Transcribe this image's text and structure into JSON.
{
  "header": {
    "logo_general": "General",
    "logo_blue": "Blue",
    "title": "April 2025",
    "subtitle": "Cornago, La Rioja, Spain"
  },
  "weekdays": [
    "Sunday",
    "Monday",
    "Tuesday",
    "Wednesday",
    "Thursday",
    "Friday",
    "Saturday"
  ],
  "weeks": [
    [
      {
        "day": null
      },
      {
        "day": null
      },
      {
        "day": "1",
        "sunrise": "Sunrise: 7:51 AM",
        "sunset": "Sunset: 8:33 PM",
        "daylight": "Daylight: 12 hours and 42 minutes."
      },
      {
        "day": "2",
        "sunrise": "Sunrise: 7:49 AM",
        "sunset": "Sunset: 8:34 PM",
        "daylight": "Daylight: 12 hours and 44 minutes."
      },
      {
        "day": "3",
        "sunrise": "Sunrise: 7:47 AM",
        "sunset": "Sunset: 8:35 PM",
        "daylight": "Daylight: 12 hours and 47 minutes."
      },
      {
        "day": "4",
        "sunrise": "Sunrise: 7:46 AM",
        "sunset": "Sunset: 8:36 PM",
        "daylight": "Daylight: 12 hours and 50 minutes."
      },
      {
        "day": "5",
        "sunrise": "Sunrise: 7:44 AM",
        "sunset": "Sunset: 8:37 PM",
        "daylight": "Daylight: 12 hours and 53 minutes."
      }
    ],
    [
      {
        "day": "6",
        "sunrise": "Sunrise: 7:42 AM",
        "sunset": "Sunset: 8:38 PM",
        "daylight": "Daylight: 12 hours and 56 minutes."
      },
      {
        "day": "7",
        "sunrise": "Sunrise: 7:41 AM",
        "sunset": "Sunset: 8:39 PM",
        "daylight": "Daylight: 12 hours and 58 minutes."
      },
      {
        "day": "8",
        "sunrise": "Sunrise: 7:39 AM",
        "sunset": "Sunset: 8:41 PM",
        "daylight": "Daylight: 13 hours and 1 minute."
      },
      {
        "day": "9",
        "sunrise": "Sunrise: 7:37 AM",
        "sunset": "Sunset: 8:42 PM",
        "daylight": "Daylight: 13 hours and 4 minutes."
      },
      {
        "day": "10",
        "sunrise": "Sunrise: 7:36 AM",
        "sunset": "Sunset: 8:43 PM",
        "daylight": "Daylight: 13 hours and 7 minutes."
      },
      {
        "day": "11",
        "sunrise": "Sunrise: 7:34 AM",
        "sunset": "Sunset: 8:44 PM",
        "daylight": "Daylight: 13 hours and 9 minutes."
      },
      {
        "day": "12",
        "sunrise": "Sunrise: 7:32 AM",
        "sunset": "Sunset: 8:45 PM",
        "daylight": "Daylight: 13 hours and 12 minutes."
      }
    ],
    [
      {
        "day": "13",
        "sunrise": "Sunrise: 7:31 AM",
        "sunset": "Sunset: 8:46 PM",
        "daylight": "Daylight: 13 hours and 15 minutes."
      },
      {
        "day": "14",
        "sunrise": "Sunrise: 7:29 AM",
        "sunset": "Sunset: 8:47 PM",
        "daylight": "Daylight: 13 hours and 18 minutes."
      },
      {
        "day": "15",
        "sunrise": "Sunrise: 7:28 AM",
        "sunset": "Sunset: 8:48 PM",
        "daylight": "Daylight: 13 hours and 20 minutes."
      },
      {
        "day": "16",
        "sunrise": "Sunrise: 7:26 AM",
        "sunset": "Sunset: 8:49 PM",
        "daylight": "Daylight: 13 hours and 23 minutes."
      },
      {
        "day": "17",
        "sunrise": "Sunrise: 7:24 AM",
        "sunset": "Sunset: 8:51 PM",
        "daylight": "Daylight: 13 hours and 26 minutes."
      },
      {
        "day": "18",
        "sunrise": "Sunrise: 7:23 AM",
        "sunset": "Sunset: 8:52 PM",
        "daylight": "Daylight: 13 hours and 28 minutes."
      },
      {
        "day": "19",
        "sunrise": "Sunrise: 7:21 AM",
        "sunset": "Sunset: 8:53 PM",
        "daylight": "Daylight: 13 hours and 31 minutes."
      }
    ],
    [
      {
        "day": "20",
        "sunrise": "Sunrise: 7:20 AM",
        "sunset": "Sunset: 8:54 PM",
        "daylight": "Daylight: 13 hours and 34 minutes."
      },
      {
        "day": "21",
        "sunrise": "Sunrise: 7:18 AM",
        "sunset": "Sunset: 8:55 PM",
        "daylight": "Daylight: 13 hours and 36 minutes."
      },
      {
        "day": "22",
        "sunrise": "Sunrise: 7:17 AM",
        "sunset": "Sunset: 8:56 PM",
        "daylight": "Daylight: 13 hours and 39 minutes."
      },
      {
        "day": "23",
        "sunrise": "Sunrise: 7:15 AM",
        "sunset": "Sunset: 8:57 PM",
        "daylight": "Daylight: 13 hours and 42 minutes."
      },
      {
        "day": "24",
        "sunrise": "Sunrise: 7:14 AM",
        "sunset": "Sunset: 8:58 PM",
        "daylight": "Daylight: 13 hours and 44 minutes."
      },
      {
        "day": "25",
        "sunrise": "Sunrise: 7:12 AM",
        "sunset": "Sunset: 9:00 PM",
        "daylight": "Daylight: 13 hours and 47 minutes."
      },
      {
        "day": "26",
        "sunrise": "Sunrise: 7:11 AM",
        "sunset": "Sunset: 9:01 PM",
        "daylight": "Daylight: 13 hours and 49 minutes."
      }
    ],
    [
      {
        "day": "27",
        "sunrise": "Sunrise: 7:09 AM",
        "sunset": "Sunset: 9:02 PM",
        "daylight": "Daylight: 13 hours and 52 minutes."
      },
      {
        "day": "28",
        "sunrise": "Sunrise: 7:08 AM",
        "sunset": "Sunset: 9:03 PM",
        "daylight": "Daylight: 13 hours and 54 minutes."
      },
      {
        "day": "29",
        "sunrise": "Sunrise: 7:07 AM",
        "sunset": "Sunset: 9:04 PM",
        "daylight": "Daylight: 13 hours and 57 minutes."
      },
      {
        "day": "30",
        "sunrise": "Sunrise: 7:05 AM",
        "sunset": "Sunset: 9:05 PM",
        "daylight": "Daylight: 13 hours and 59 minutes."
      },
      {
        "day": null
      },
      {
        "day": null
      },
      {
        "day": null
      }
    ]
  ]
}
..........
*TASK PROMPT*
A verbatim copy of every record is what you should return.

*SOLUTION FOR THIS TASK*
Transcribe this image's text and structure into JSON.
{
  "header": {
    "logo_general": "General",
    "logo_blue": "Blue",
    "title": "April 2025",
    "subtitle": "Cornago, La Rioja, Spain"
  },
  "weekdays": [
    "Sunday",
    "Monday",
    "Tuesday",
    "Wednesday",
    "Thursday",
    "Friday",
    "Saturday"
  ],
  "weeks": [
    [
      {
        "day": null
      },
      {
        "day": null
      },
      {
        "day": "1",
        "sunrise": "Sunrise: 7:51 AM",
        "sunset": "Sunset: 8:33 PM",
        "daylight": "Daylight: 12 hours and 42 minutes."
      },
      {
        "day": "2",
        "sunrise": "Sunrise: 7:49 AM",
        "sunset": "Sunset: 8:34 PM",
        "daylight": "Daylight: 12 hours and 44 minutes."
      },
      {
        "day": "3",
        "sunrise": "Sunrise: 7:47 AM",
        "sunset": "Sunset: 8:35 PM",
        "daylight": "Daylight: 12 hours and 47 minutes."
      },
      {
        "day": "4",
        "sunrise": "Sunrise: 7:46 AM",
        "sunset": "Sunset: 8:36 PM",
        "daylight": "Daylight: 12 hours and 50 minutes."
      },
      {
        "day": "5",
        "sunrise": "Sunrise: 7:44 AM",
        "sunset": "Sunset: 8:37 PM",
        "daylight": "Daylight: 12 hours and 53 minutes."
      }
    ],
    [
      {
        "day": "6",
        "sunrise": "Sunrise: 7:42 AM",
        "sunset": "Sunset: 8:38 PM",
        "daylight": "Daylight: 12 hours and 56 minutes."
      },
      {
        "day": "7",
        "sunrise": "Sunrise: 7:41 AM",
        "sunset": "Sunset: 8:39 PM",
        "daylight": "Daylight: 12 hours and 58 minutes."
      },
      {
        "day": "8",
        "sunrise": "Sunrise: 7:39 AM",
        "sunset": "Sunset: 8:41 PM",
        "daylight": "Daylight: 13 hours and 1 minute."
      },
      {
        "day": "9",
        "sunrise": "Sunrise: 7:37 AM",
        "sunset": "Sunset: 8:42 PM",
        "daylight": "Daylight: 13 hours and 4 minutes."
      },
      {
        "day": "10",
        "sunrise": "Sunrise: 7:36 AM",
        "sunset": "Sunset: 8:43 PM",
        "daylight": "Daylight: 13 hours and 7 minutes."
      },
      {
        "day": "11",
        "sunrise": "Sunrise: 7:34 AM",
        "sunset": "Sunset: 8:44 PM",
        "daylight": "Daylight: 13 hours and 9 minutes."
      },
      {
        "day": "12",
        "sunrise": "Sunrise: 7:32 AM",
        "sunset": "Sunset: 8:45 PM",
        "daylight": "Daylight: 13 hours and 12 minutes."
      }
    ],
    [
      {
        "day": "13",
        "sunrise": "Sunrise: 7:31 AM",
        "sunset": "Sunset: 8:46 PM",
        "daylight": "Daylight: 13 hours and 15 minutes."
      },
      {
        "day": "14",
        "sunrise": "Sunrise: 7:29 AM",
        "sunset": "Sunset: 8:47 PM",
        "daylight": "Daylight: 13 hours and 18 minutes."
      },
      {
        "day": "15",
        "sunrise": "Sunrise: 7:28 AM",
        "sunset": "Sunset: 8:48 PM",
        "daylight": "Daylight: 13 hours and 20 minutes."
      },
      {
        "day": "16",
        "sunrise": "Sunrise: 7:26 AM",
        "sunset": "Sunset: 8:49 PM",
        "daylight": "Daylight: 13 hours and 23 minutes."
      },
      {
        "day": "17",
        "sunrise": "Sunrise: 7:24 AM",
        "sunset": "Sunset: 8:51 PM",
        "daylight": "Daylight: 13 hours and 26 minutes."
      },
      {
        "day": "18",
        "sunrise": "Sunrise: 7:23 AM",
        "sunset": "Sunset: 8:52 PM",
        "daylight": "Daylight: 13 hours and 28 minutes."
      },
      {
        "day": "19",
        "sunrise": "Sunrise: 7:21 AM",
        "sunset": "Sunset: 8:53 PM",
        "daylight": "Daylight: 13 hours and 31 minutes."
      }
    ],
    [
      {
        "day": "20",
        "sunrise": "Sunrise: 7:20 AM",
        "sunset": "Sunset: 8:54 PM",
        "daylight": "Daylight: 13 hours and 34 minutes."
      },
      {
        "day": "21",
        "sunrise": "Sunrise: 7:18 AM",
        "sunset": "Sunset: 8:55 PM",
        "daylight": "Daylight: 13 hours and 36 minutes."
      },
      {
        "day": "22",
        "sunrise": "Sunrise: 7:17 AM",
        "sunset": "Sunset: 8:56 PM",
        "daylight": "Daylight: 13 hours and 39 minutes."
      },
      {
        "day": "23",
        "sunrise": "Sunrise: 7:15 AM",
        "sunset": "Sunset: 8:57 PM",
        "daylight": "Daylight: 13 hours and 42 minutes."
      },
      {
        "day": "24",
        "sunrise": "Sunrise: 7:14 AM",
        "sunset": "Sunset: 8:58 PM",
        "daylight": "Daylight: 13 hours and 44 minutes."
      },
      {
        "day": "25",
        "sunrise": "Sunrise: 7:12 AM",
        "sunset": "Sunset: 9:00 PM",
        "daylight": "Daylight: 13 hours and 47 minutes."
      },
      {
        "day": "26",
        "sunrise": "Sunrise: 7:11 AM",
        "sunset": "Sunset: 9:01 PM",
        "daylight": "Daylight: 13 hours and 49 minutes."
      }
    ],
    [
      {
        "day": "27",
        "sunrise": "Sunrise: 7:09 AM",
        "sunset": "Sunset: 9:02 PM",
        "daylight": "Daylight: 13 hours and 52 minutes."
      },
      {
        "day": "28",
        "sunrise": "Sunrise: 7:08 AM",
        "sunset": "Sunset: 9:03 PM",
        "daylight": "Daylight: 13 hours and 54 minutes."
      },
      {
        "day": "29",
        "sunrise": "Sunrise: 7:07 AM",
        "sunset": "Sunset: 9:04 PM",
        "daylight": "Daylight: 13 hours and 57 minutes."
      },
      {
        "day": "30",
        "sunrise": "Sunrise: 7:05 AM",
        "sunset": "Sunset: 9:05 PM",
        "daylight": "Daylight: 13 hours and 59 minutes."
      },
      {
        "day": null
      },
      {
        "day": null
      },
      {
        "day": null
      }
    ]
  ]
}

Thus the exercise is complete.